It is roughly 2-2 1/2 weeks shy of my one year anniversary of getting my first e-reader, a Kindle.
Seriously, I think it is the best invention, second only to computers. In my pre-ereader days, I was able to obtain perhaps 5 books a year for my own personal bookshelves, excluding books borrowed from the library. This was mainly due to expense, as the typical trade paperback runs an average of $13-17 a pop, and a hardcover book much more than that.
And if you're a working stiff who scrapes by just to make the basic rent, car, electric and grocery bills, spending that kind of money on a book is a luxury, no matter how much you wish otherwise.
The other factor for the low purchase of physical books was space. There's only so much bookshelf space, and what little space I have is reserved for books I use in my research.
But that was then.
Fast forward to December 17, 2011. Excluding the four insanely addicting word puzzles I have on my Kindle, I have downloaded 271 books in the last eleven and a half months.
From 5 books a year to 271.
That's phenomenal. And it simply would not be possible without an e-reader. Why?
1. I can obtain books for free. Yep--the magical price of zero. Classics, some titles published a couple of years ago, some published this year. But there's always a lag time for me in reading books, so it doesn't matter to me when they were published.
2. I can buy books at vastly more affordable prices. Just this week I downloaded a hugely popular fiction title for UNDER $5. That would NEVER happen with a paper book. Ever.
3. I don't have to be uncomfortable shopping in a crowd of people. I can shop from the privacy of my own home.
4. I can shop for books far more quickly with my Kindle.

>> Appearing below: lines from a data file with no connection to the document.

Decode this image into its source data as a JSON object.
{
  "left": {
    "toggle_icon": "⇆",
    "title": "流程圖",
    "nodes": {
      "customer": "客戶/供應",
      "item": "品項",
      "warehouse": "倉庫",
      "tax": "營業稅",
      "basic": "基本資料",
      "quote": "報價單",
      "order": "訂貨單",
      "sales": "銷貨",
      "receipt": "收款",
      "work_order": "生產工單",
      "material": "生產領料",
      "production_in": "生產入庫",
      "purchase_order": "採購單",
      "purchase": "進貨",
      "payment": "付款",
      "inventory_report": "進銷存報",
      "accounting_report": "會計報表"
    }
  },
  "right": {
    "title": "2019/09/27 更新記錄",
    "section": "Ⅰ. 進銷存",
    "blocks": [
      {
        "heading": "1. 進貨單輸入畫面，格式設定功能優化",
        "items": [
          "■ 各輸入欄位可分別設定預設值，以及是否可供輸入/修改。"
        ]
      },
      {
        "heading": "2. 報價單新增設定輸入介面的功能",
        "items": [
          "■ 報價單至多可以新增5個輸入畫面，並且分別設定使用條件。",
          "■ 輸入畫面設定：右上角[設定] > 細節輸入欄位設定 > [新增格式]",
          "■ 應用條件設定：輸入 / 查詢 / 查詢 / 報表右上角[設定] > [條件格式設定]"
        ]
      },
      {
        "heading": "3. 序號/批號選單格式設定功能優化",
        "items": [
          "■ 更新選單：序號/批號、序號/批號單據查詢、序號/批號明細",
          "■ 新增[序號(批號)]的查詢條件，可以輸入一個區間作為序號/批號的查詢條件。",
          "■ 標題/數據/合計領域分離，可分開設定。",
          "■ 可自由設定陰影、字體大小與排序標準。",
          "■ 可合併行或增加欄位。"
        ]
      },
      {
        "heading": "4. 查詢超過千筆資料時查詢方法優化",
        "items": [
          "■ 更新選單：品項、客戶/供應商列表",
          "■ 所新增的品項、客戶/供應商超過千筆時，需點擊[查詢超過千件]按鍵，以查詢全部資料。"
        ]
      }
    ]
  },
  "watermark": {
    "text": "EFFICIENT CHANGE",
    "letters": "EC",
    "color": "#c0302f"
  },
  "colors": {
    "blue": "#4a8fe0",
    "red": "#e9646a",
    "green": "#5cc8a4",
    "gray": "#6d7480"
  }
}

5. Just as I organize my physical bookshelves by topic, so too, can I organize my Kindle. I have folders for Arizona History, Biblical/Christian Living, Civil War, Classics, Business/Marketing, Presidents/Government, and a whole host of other folders with as much variety in content as I desire.
6. Carrying my Kindle is equivalent to being able to carry my bookcase around with me wherever I go.
7. I don't have to search for a piece of paper to bookmark. Kindle does it for me.
These are just some of the benefits to readers. The way e-readers have benefitted writers is a whole other subject and just as exciting.
Honestly, the only possible drawback to e-readers that I can see is that for some types of non-fiction, e-readers are still not ideal. By that I mean books that use charts, graphs and other visual graphics are extremely hard to read even when zoomed on an e-reader, unless of course you have eagle eyes, which I don't.
But that's the beauty of it. I buy most of my books on Kindle, and save my physical bookshelves for non-fiction that I need to buy in paper format. I have ceased to buy paper copies of fiction altogether.
My Kindle is a magnificent blessing and I'm truly thankful for how it has revolutionized my life and given me more options as a reader.